15

What effects do NSAIDs have on loop diuretics?

NSAIDs block prostaglandin synthesis and thus result in a decreased diuretic response (prostaglandins normally increase blood flow and enhance drug delivery)

16

120 out of 400 with ACE inhibitor has acute coronary event.
100 out of 300 without ACE inhibitor has acute coronary event.

Relative risk?

risk of developing disease in exposed group divided by risk in the unexposed group
typically used in cohort studies

0.90
(120/400) / (100/300)

Construct a 2x2 table! (x-axis: event vs. no event; y-axis: tx vs. no tx)
Relative risk = [a/(a+b)] / [c/(c+d)]

17

Constriction of what vessel leads to decreased RPF and increased FF?

efferent arteriole constriction

impedes blood flow through the kidney = decreased RPF
increases glomerular capillary hydrostatic pressure as fluid backs up = increased GFR -> increased FF

18

What is hyperacute rejection? What type of hypersensitivity reaction is it?

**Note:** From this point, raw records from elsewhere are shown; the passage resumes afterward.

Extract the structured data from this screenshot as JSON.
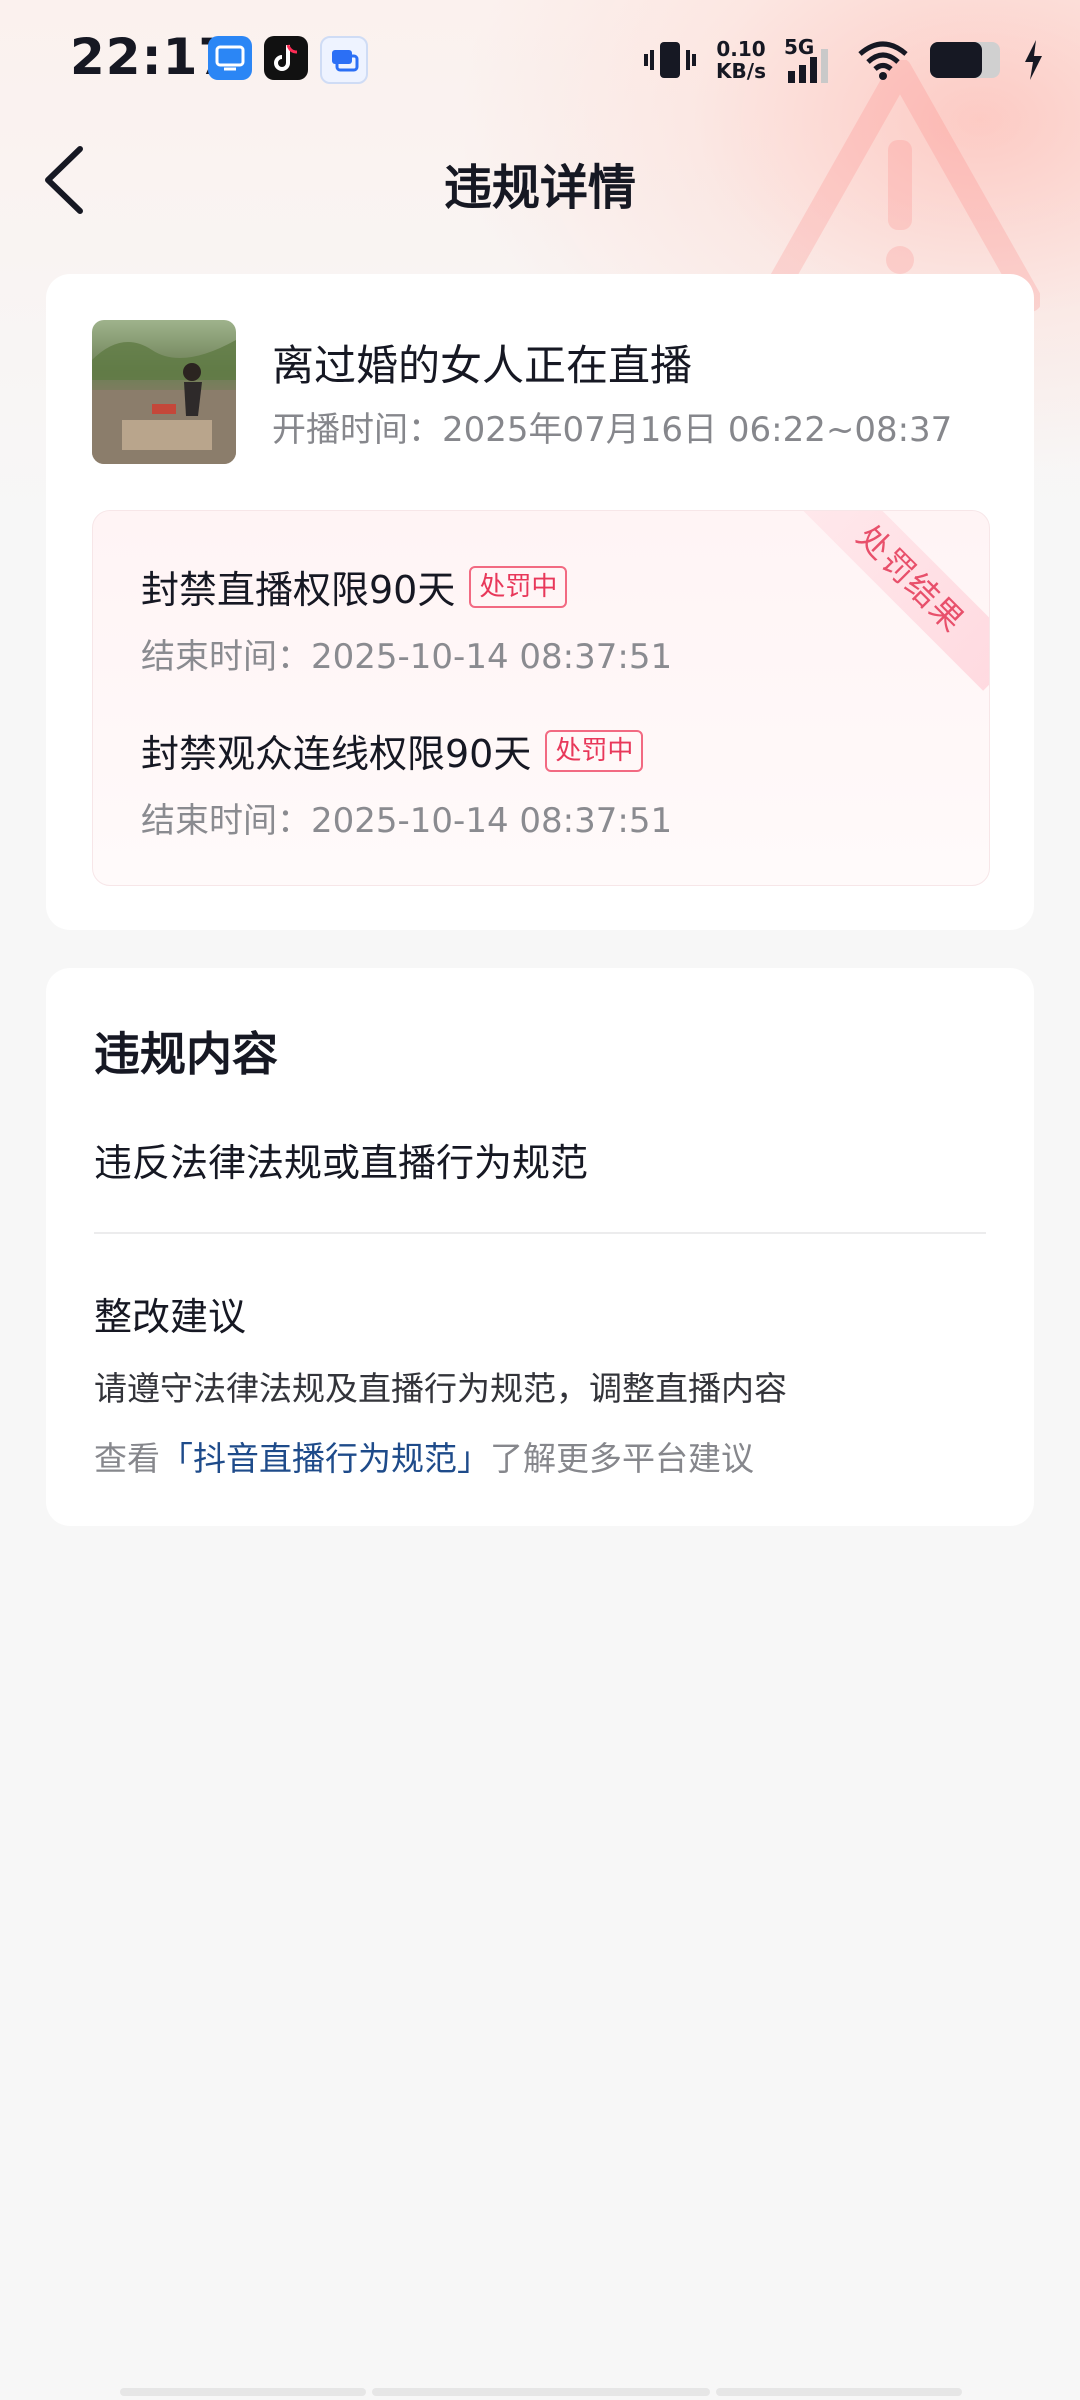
{
  "status_bar": {
    "time": "22:17",
    "net_speed": "0.10",
    "net_unit": "KB/s",
    "network_type": "5G"
  },
  "header": {
    "title": "违规详情"
  },
  "stream": {
    "title": "离过婚的女人正在直播",
    "time_label": "开播时间：",
    "time_value": "2025年07月16日 06:22~08:37"
  },
  "penalty": {
    "ribbon": "处罚结果",
    "items": [
      {
        "title": "封禁直播权限90天",
        "status": "处罚中",
        "end_label": "结束时间：",
        "end_value": "2025-10-14 08:37:51"
      },
      {
        "title": "封禁观众连线权限90天",
        "status": "处罚中",
        "end_label": "结束时间：",
        "end_value": "2025-10-14 08:37:51"
      }
    ]
  },
  "violation": {
    "section_title": "违规内容",
    "content": "违反法律法规或直播行为规范",
    "suggestion_title": "整改建议",
    "suggestion_text": "请遵守法律法规及直播行为规范，调整直播内容",
    "guide_prefix": "查看",
    "guide_link": "「抖音直播行为规范」",
    "guide_suffix": "了解更多平台建议"
  },
  "colors": {
    "accent_red": "#e8385a",
    "link_blue": "#1e4b8a"
  }
}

happens within minutes with preformed recipient antibodies reacting to antigens on donor organ
Type II hypersensitivity

19

Where in the nephron is fluid most dilute (100-110mOsm/L)?

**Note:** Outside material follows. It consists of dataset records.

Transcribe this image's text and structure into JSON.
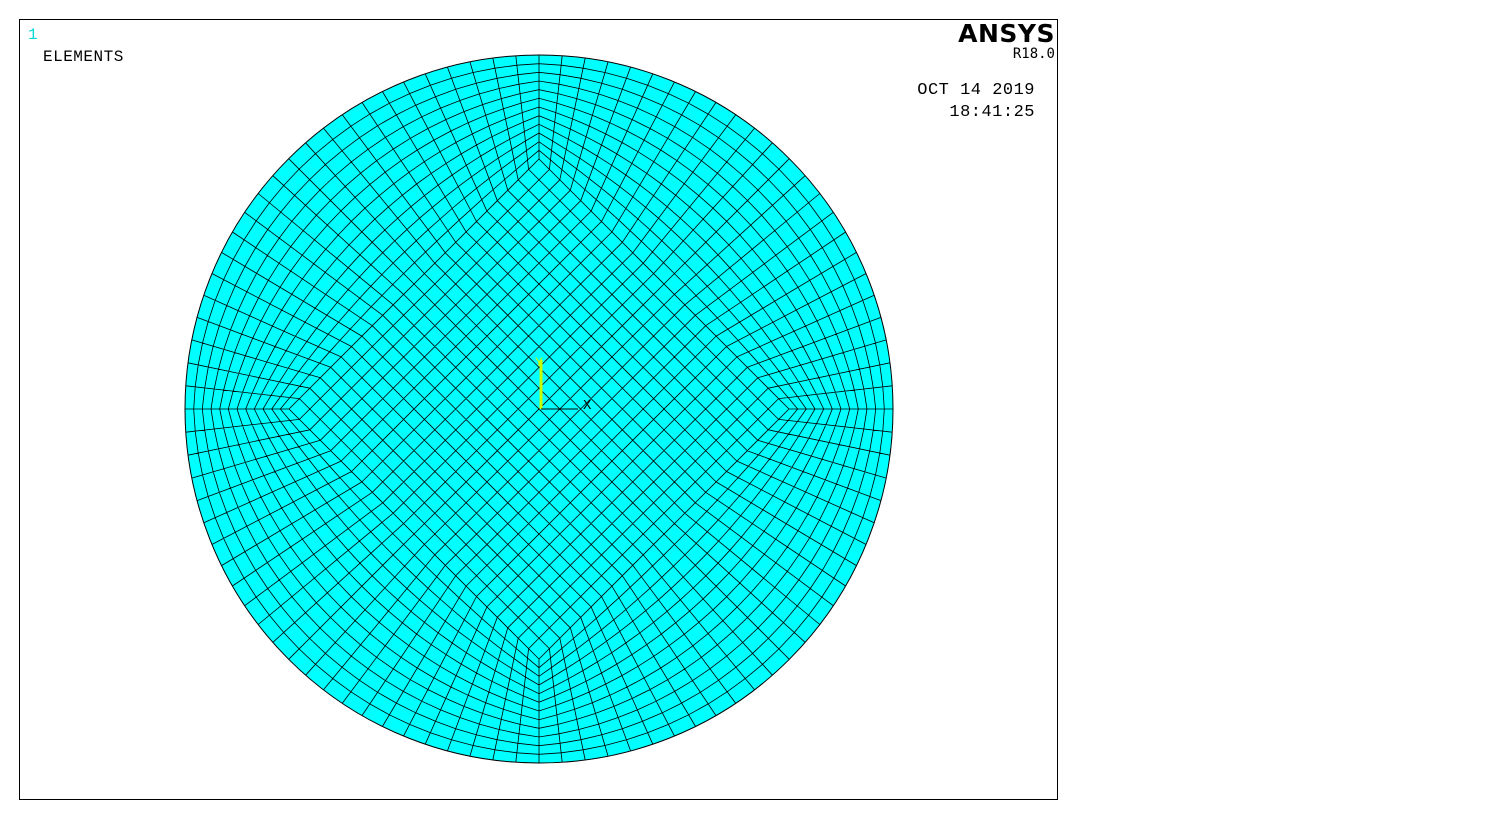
{
  "window": {
    "number": "1",
    "plot_label": "ELEMENTS"
  },
  "brand": {
    "logo": "ANSYS",
    "version": "R18.0"
  },
  "timestamp": {
    "date": "OCT 14 2019",
    "time": "18:41:25"
  },
  "triad": {
    "y_label": "Y",
    "x_label": "X"
  },
  "colors": {
    "mesh_fill": "#00ffff",
    "mesh_lines": "#000000",
    "background": "#ffffff",
    "window_number": "#00d8d8",
    "triad_y_axis": "#c8ff00"
  }
}
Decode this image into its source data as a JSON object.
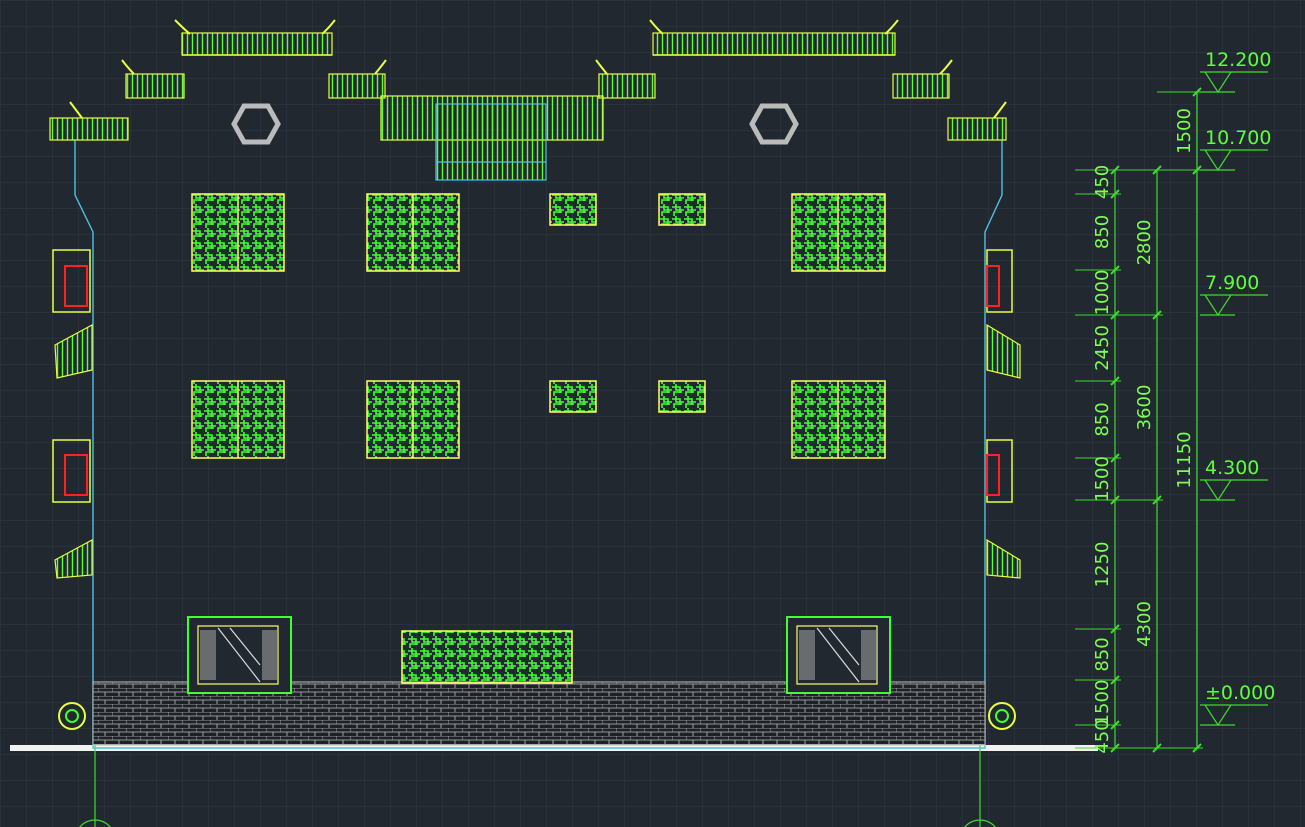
{
  "drawing": {
    "type": "building elevation",
    "colors": {
      "background": "#212830",
      "grid": "#2d3845",
      "wall_outline": "#4fc3e0",
      "window_green": "#40ff30",
      "window_frame": "#ffff66",
      "roof_yellow": "#e8ff40",
      "red_ornament": "#ff2020",
      "brick": "#bfbfbf",
      "dimension": "#3ddc2a",
      "ground": "#ffffff"
    }
  },
  "levels": [
    {
      "label": "12.200"
    },
    {
      "label": "10.700"
    },
    {
      "label": "7.900"
    },
    {
      "label": "4.300"
    },
    {
      "label": "±0.000"
    }
  ],
  "dimensions": {
    "inner_chain": [
      "450",
      "1500",
      "850",
      "1250",
      "1500",
      "850",
      "2450",
      "1000",
      "850",
      "450"
    ],
    "middle_chain": [
      "2800",
      "3600",
      "4300"
    ],
    "outer_chain": [
      "1500",
      "11150"
    ]
  }
}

Distal convoluted tubule

20

Pt in DKA - what are his pH, HCO3-, and H2PO4- levels in urine?

pH low (acidosis)
HCO3- low (increased recycling, decreased secretion)
H2PO4- high (acid excretion in urine in the form of titratable acids)

Limit to the amount of free H+ that can be excreted in urine, so H2PO4- and NH4+ also excreted.

21

Two effects of Vasopressin acting on V2 receptor (regulation of serum osmolarity)?

permeability to water AND urea at medullary collecting duct

1) increases number of aquaporins in principal cells of collecting duct
2) increases number of passive urea transporters int he inner medullary collecting duct, allowing a substantial fraction of high concentrated urea to diffuse down its concentration gradient into the medullary interstitium (enhances water-absorbing capacity of the nephron)

22

9yo with red urine, periorbital edema, mild pedal edema. History of asthma, atopic dermatitis, and recently treated for impetigo. Type of hypersensitivity, and mechanism?

Post-Streptococcal glomerulonephritis
Type III hypersensitivity
immune complex deposition in glomerular BM

23

Salicylate/aspirin intoxication - acid/base disturbances?

1) FIRST causes an acute respiratory alkalosis
Directly stimulate medullary respiratory center resulting in hyperventilation, increased loss of CO2, and respiratory alkalosis

2) Few hours later, anion gap metabolic acidosis due to organic acid accumulation

Mixed acid-base disturbance that can result in normal or close to normal pH

24

What are the findings in secondary hyperaldosteronism? What are potential causes?

high renin, high aldosterone

potential causes:
- renal artery stenosis
- diuretic use
- malignant HTN
- renin-secreting tumors (rare, small, solitary, benign juxtaglomerular cell neoplasms; strongly considered in pts with marked hyperreninemia and HTN who clearly do not have renovascular disease)

25

Where does the majority of free water absorption take place in the nephron?

Regardless of hydration status, majority of free water reabsorption in the nephron occurs in the proximal tubule passively with the reabsorption of solutes.

26

PAH: Can filtration be saturated? Can secretion be saturated?

Filtration is not a process that can be saturated.

Secretion of PAH is a carrier enzyme-mediated process and therefore is able to be saturated.

27

How to calculate GFR from creatinine urine and serum concentration?

(urine concentration x urine flow) / serum concentration

28

Pt with end stage renal disease, diabetes, HTN - ESRD puts her at greatest risk for?

Osteodystrophy

Renal failure:
- decreased synthesis of active vitD
- retention of phosphorous (binds calcium and exacerbates hypocalcemia; complexes also deposit in various organs)

Hypocalcemia and hyperphosphatemia can cause secondary hyperparathyroidism -- PTH increases bone turnover and cause cause resorptive bone lesions (osteitis fibrosa cystica)

29

What happens to calcium levels in renal failure? Phosphate levels?
What is osteitis fibrosa cystica?

Low calcium (low vitaminD)
High phosphate (increased retention)

Osteitis fibrosa cystica - high bone turnover rate seen in hyperparathyroidism (can be due to ESRD)